Make an exact copy of the data below, leaving out every picture.

[Component data from apps and pages]
•••••

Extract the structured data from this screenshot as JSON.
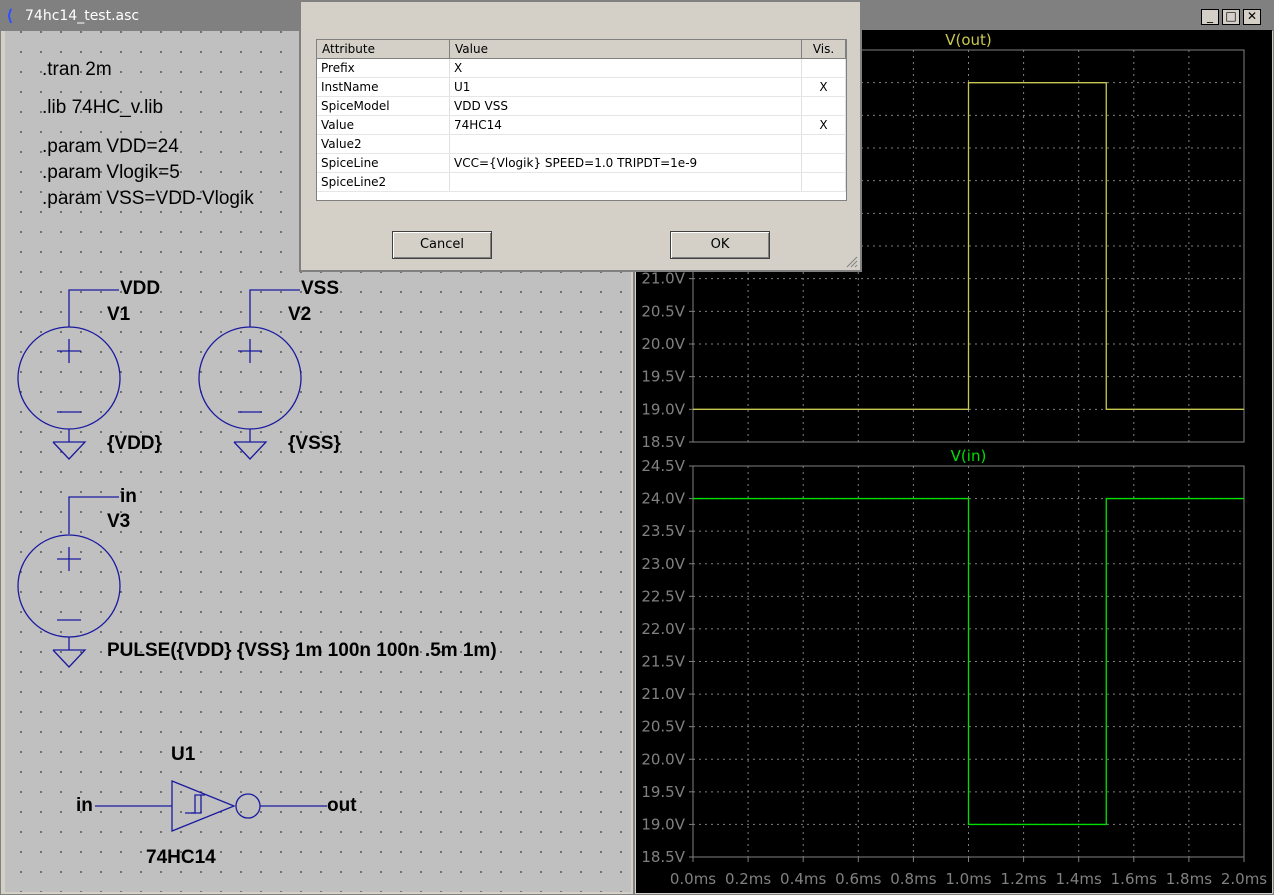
{
  "schematic": {
    "title": "74hc14_test.asc",
    "directives": [
      ".tran 2m",
      ".lib 74HC_v.lib",
      ".param VDD=24",
      ".param Vlogik=5",
      ".param VSS=VDD-Vlogik"
    ],
    "v1": {
      "net": "VDD",
      "name": "V1",
      "value": "{VDD}"
    },
    "v2": {
      "net": "VSS",
      "name": "V2",
      "value": "{VSS}"
    },
    "v3": {
      "net": "in",
      "name": "V3",
      "value": "PULSE({VDD} {VSS} 1m 100n 100n .5m 1m)"
    },
    "u1": {
      "name": "U1",
      "model": "74HC14",
      "in_label": "in",
      "out_label": "out"
    }
  },
  "plot_window": {
    "minimize": "_",
    "maximize": "□",
    "close": "✕"
  },
  "dialog": {
    "headers": {
      "attribute": "Attribute",
      "value": "Value",
      "vis": "Vis."
    },
    "rows": [
      {
        "attr": "Prefix",
        "value": "X",
        "vis": ""
      },
      {
        "attr": "InstName",
        "value": "U1",
        "vis": "X"
      },
      {
        "attr": "SpiceModel",
        "value": "VDD VSS",
        "vis": ""
      },
      {
        "attr": "Value",
        "value": "74HC14",
        "vis": "X"
      },
      {
        "attr": "Value2",
        "value": "",
        "vis": ""
      },
      {
        "attr": "SpiceLine",
        "value": "VCC={Vlogik}  SPEED=1.0  TRIPDT=1e-9",
        "vis": ""
      },
      {
        "attr": "SpiceLine2",
        "value": "",
        "vis": ""
      }
    ],
    "cancel_label": "Cancel",
    "ok_label": "OK"
  },
  "chart_data": [
    {
      "type": "line",
      "series": [
        {
          "name": "V(out)",
          "color": "#c8c850",
          "x": [
            0.0,
            1.0,
            1.0,
            1.5,
            1.5,
            2.0
          ],
          "values": [
            19.0,
            19.0,
            24.0,
            24.0,
            19.0,
            19.0
          ]
        }
      ],
      "x_tick_labels": [
        "0.0ms",
        "0.2ms",
        "0.4ms",
        "0.6ms",
        "0.8ms",
        "1.0ms",
        "1.2ms",
        "1.4ms",
        "1.6ms",
        "1.8ms",
        "2.0ms"
      ],
      "y_tick_labels_visible": [
        "21.0V",
        "20.5V",
        "20.0V",
        "19.5V",
        "19.0V",
        "18.5V"
      ],
      "xlim": [
        0,
        2
      ],
      "ylim": [
        18.5,
        24.5
      ],
      "grid": true
    },
    {
      "type": "line",
      "series": [
        {
          "name": "V(in)",
          "color": "#00e000",
          "x": [
            0.0,
            1.0,
            1.0,
            1.5,
            1.5,
            2.0
          ],
          "values": [
            24.0,
            24.0,
            19.0,
            19.0,
            24.0,
            24.0
          ]
        }
      ],
      "y_tick_labels": [
        "24.5V",
        "24.0V",
        "23.5V",
        "23.0V",
        "22.5V",
        "22.0V",
        "21.5V",
        "21.0V",
        "20.5V",
        "20.0V",
        "19.5V",
        "19.0V",
        "18.5V"
      ],
      "xlim": [
        0,
        2
      ],
      "ylim": [
        18.5,
        24.5
      ],
      "grid": true
    }
  ]
}
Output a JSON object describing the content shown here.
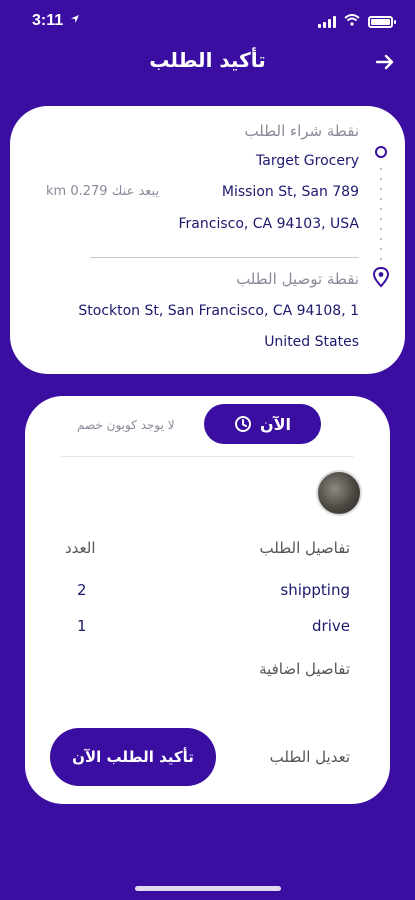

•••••

## Answer for the task
Extract the structured data from this screenshot as JSON.
{
  "schematic": {
    "title": "74hc14_test.asc",
    "directives": [
      ".tran 2m",
      ".lib 74HC_v.lib",
      ".param VDD=24",
      ".param Vlogik=5",
      ".param VSS=VDD-Vlogik"
    ],
    "v1": {
      "net": "VDD",
      "name": "V1",
      "value": "{VDD}"
    },
    "v2": {
      "net": "VSS",
      "name": "V2",
      "value": "{VSS}"
    },
    "v3": {
      "net": "in",
      "name": "V3",
      "value": "PULSE({VDD} {VSS} 1m 100n 100n .5m 1m)"
    },
    "u1": {
      "name": "U1",
      "model": "74HC14",
      "in_label": "in",
      "out_label": "out"
    }
  },
  "plot_window": {
    "minimize": "_",
    "maximize": "□",
    "close": "✕"
  },
  "dialog": {
    "headers": {
      "attribute": "Attribute",
      "value": "Value",
      "vis": "Vis."
    },
    "rows": [
      {
        "attr": "Prefix",
        "value": "X",
        "vis": ""
      },
      {
        "attr": "InstName",
        "value": "U1",
        "vis": "X"
      },
      {
        "attr": "SpiceModel",
        "value": "VDD VSS",
        "vis": ""
      },
      {
        "attr": "Value",
        "value": "74HC14",
        "vis": "X"
      },
      {
        "attr": "Value2",
        "value": "",
        "vis": ""
      },
      {
        "attr": "SpiceLine",
        "value": "VCC={Vlogik}  SPEED=1.0  TRIPDT=1e-9",
        "vis": ""
      },
      {
        "attr": "SpiceLine2",
        "value": "",
        "vis": ""
      }
    ],
    "cancel_label": "Cancel",
    "ok_label": "OK"
  },
  "chart_data": [
    {
      "type": "line",
      "series": [
        {
          "name": "V(out)",
          "color": "#c8c850",
          "x": [
            0.0,
            1.0,
            1.0,
            1.5,
            1.5,
            2.0
          ],
          "values": [
            19.0,
            19.0,
            24.0,
            24.0,
            19.0,
            19.0
          ]
        }
      ],
      "x_tick_labels": [
        "0.0ms",
        "0.2ms",
        "0.4ms",
        "0.6ms",
        "0.8ms",
        "1.0ms",
        "1.2ms",
        "1.4ms",
        "1.6ms",
        "1.8ms",
        "2.0ms"
      ],
      "y_tick_labels_visible": [
        "21.0V",
        "20.5V",
        "20.0V",
        "19.5V",
        "19.0V",
        "18.5V"
      ],
      "xlim": [
        0,
        2
      ],
      "ylim": [
        18.5,
        24.5
      ],
      "grid": true
    },
    {
      "type": "line",
      "series": [
        {
          "name": "V(in)",
          "color": "#00e000",
          "x": [
            0.0,
            1.0,
            1.0,
            1.5,
            1.5,
            2.0
          ],
          "values": [
            24.0,
            24.0,
            19.0,
            19.0,
            24.0,
            24.0
          ]
        }
      ],
      "y_tick_labels": [
        "24.5V",
        "24.0V",
        "23.5V",
        "23.0V",
        "22.5V",
        "22.0V",
        "21.5V",
        "21.0V",
        "20.5V",
        "20.0V",
        "19.5V",
        "19.0V",
        "18.5V"
      ],
      "xlim": [
        0,
        2
      ],
      "ylim": [
        18.5,
        24.5
      ],
      "grid": true
    }
  ]
}
Output a JSON object describing the content shown here.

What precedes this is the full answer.